(Element data from apps and pages)
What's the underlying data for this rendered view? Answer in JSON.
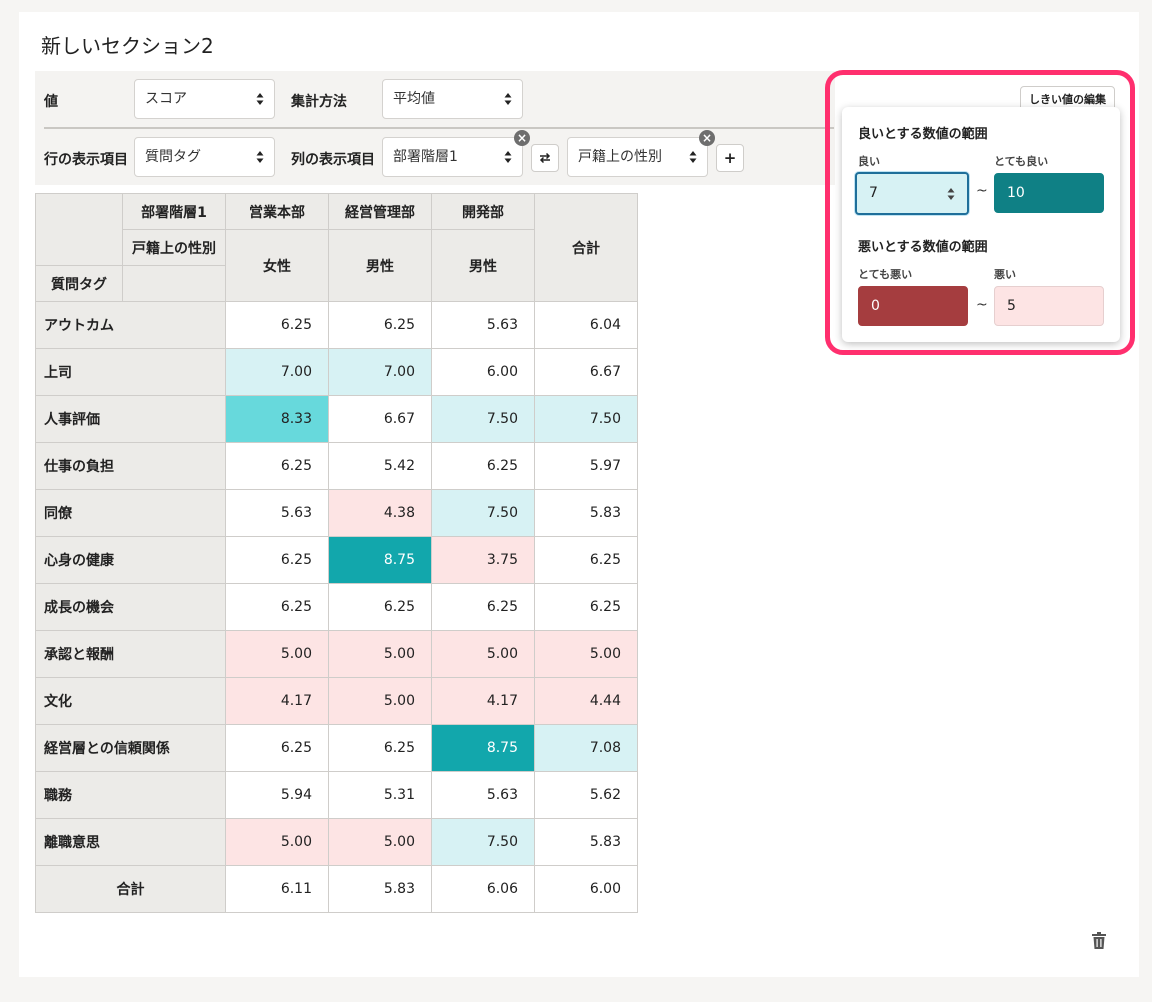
{
  "section": {
    "title": "新しいセクション2"
  },
  "toolbar": {
    "value_label": "値",
    "value_select": "スコア",
    "aggregation_label": "集計方法",
    "aggregation_select": "平均値",
    "row_label": "行の表示項目",
    "row_select": "質問タグ",
    "column_label": "列の表示項目",
    "column_select_1": "部署階層1",
    "column_select_2": "戸籍上の性別",
    "swap_icon": "swap-arrows-icon",
    "add_label": "+",
    "remove_icon": "close-circle-icon",
    "threshold_button": "しきい値の編集"
  },
  "table": {
    "dim1_label": "部署階層1",
    "dim2_label": "戸籍上の性別",
    "row_dim_label": "質問タグ",
    "columns": [
      {
        "dept": "営業本部",
        "gender": "女性"
      },
      {
        "dept": "経営管理部",
        "gender": "男性"
      },
      {
        "dept": "開発部",
        "gender": "男性"
      }
    ],
    "total_col_label": "合計",
    "rows": [
      {
        "label": "アウトカム",
        "values": [
          "6.25",
          "6.25",
          "5.63",
          "6.04"
        ]
      },
      {
        "label": "上司",
        "values": [
          "7.00",
          "7.00",
          "6.00",
          "6.67"
        ]
      },
      {
        "label": "人事評価",
        "values": [
          "8.33",
          "6.67",
          "7.50",
          "7.50"
        ]
      },
      {
        "label": "仕事の負担",
        "values": [
          "6.25",
          "5.42",
          "6.25",
          "5.97"
        ]
      },
      {
        "label": "同僚",
        "values": [
          "5.63",
          "4.38",
          "7.50",
          "5.83"
        ]
      },
      {
        "label": "心身の健康",
        "values": [
          "6.25",
          "8.75",
          "3.75",
          "6.25"
        ]
      },
      {
        "label": "成長の機会",
        "values": [
          "6.25",
          "6.25",
          "6.25",
          "6.25"
        ]
      },
      {
        "label": "承認と報酬",
        "values": [
          "5.00",
          "5.00",
          "5.00",
          "5.00"
        ]
      },
      {
        "label": "文化",
        "values": [
          "4.17",
          "5.00",
          "4.17",
          "4.44"
        ]
      },
      {
        "label": "経営層との信頼関係",
        "values": [
          "6.25",
          "6.25",
          "8.75",
          "7.08"
        ]
      },
      {
        "label": "職務",
        "values": [
          "5.94",
          "5.31",
          "5.63",
          "5.62"
        ]
      },
      {
        "label": "離職意思",
        "values": [
          "5.00",
          "5.00",
          "7.50",
          "5.83"
        ]
      }
    ],
    "total_row": {
      "label": "合計",
      "values": [
        "6.11",
        "5.83",
        "6.06",
        "6.00"
      ]
    }
  },
  "threshold_popover": {
    "good_title": "良いとする数値の範囲",
    "good_label": "良い",
    "very_good_label": "とても良い",
    "good_value": "7",
    "very_good_value": "10",
    "bad_title": "悪いとする数値の範囲",
    "very_bad_label": "とても悪い",
    "bad_label": "悪い",
    "very_bad_value": "0",
    "bad_value": "5",
    "range_separator": "~"
  },
  "colors": {
    "highlight": "#ff2f6e",
    "good_input": "#d7f2f4",
    "very_good_input": "#0f8085",
    "very_bad_input": "#a53d3f",
    "bad_input": "#fde4e4"
  },
  "icons": {
    "delete": "trash-icon"
  }
}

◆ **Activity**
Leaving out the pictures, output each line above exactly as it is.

◆ **Result for this exercise**
What's the underlying data for this rendered view? Answer in JSON.
{
  "section": {
    "title": "新しいセクション2"
  },
  "toolbar": {
    "value_label": "値",
    "value_select": "スコア",
    "aggregation_label": "集計方法",
    "aggregation_select": "平均値",
    "row_label": "行の表示項目",
    "row_select": "質問タグ",
    "column_label": "列の表示項目",
    "column_select_1": "部署階層1",
    "column_select_2": "戸籍上の性別",
    "swap_icon": "swap-arrows-icon",
    "add_label": "+",
    "remove_icon": "close-circle-icon",
    "threshold_button": "しきい値の編集"
  },
  "table": {
    "dim1_label": "部署階層1",
    "dim2_label": "戸籍上の性別",
    "row_dim_label": "質問タグ",
    "columns": [
      {
        "dept": "営業本部",
        "gender": "女性"
      },
      {
        "dept": "経営管理部",
        "gender": "男性"
      },
      {
        "dept": "開発部",
        "gender": "男性"
      }
    ],
    "total_col_label": "合計",
    "rows": [
      {
        "label": "アウトカム",
        "values": [
          "6.25",
          "6.25",
          "5.63",
          "6.04"
        ]
      },
      {
        "label": "上司",
        "values": [
          "7.00",
          "7.00",
          "6.00",
          "6.67"
        ]
      },
      {
        "label": "人事評価",
        "values": [
          "8.33",
          "6.67",
          "7.50",
          "7.50"
        ]
      },
      {
        "label": "仕事の負担",
        "values": [
          "6.25",
          "5.42",
          "6.25",
          "5.97"
        ]
      },
      {
        "label": "同僚",
        "values": [
          "5.63",
          "4.38",
          "7.50",
          "5.83"
        ]
      },
      {
        "label": "心身の健康",
        "values": [
          "6.25",
          "8.75",
          "3.75",
          "6.25"
        ]
      },
      {
        "label": "成長の機会",
        "values": [
          "6.25",
          "6.25",
          "6.25",
          "6.25"
        ]
      },
      {
        "label": "承認と報酬",
        "values": [
          "5.00",
          "5.00",
          "5.00",
          "5.00"
        ]
      },
      {
        "label": "文化",
        "values": [
          "4.17",
          "5.00",
          "4.17",
          "4.44"
        ]
      },
      {
        "label": "経営層との信頼関係",
        "values": [
          "6.25",
          "6.25",
          "8.75",
          "7.08"
        ]
      },
      {
        "label": "職務",
        "values": [
          "5.94",
          "5.31",
          "5.63",
          "5.62"
        ]
      },
      {
        "label": "離職意思",
        "values": [
          "5.00",
          "5.00",
          "7.50",
          "5.83"
        ]
      }
    ],
    "total_row": {
      "label": "合計",
      "values": [
        "6.11",
        "5.83",
        "6.06",
        "6.00"
      ]
    }
  },
  "threshold_popover": {
    "good_title": "良いとする数値の範囲",
    "good_label": "良い",
    "very_good_label": "とても良い",
    "good_value": "7",
    "very_good_value": "10",
    "bad_title": "悪いとする数値の範囲",
    "very_bad_label": "とても悪い",
    "bad_label": "悪い",
    "very_bad_value": "0",
    "bad_value": "5",
    "range_separator": "~"
  },
  "colors": {
    "highlight": "#ff2f6e",
    "good_input": "#d7f2f4",
    "very_good_input": "#0f8085",
    "very_bad_input": "#a53d3f",
    "bad_input": "#fde4e4"
  },
  "icons": {
    "delete": "trash-icon"
  }
}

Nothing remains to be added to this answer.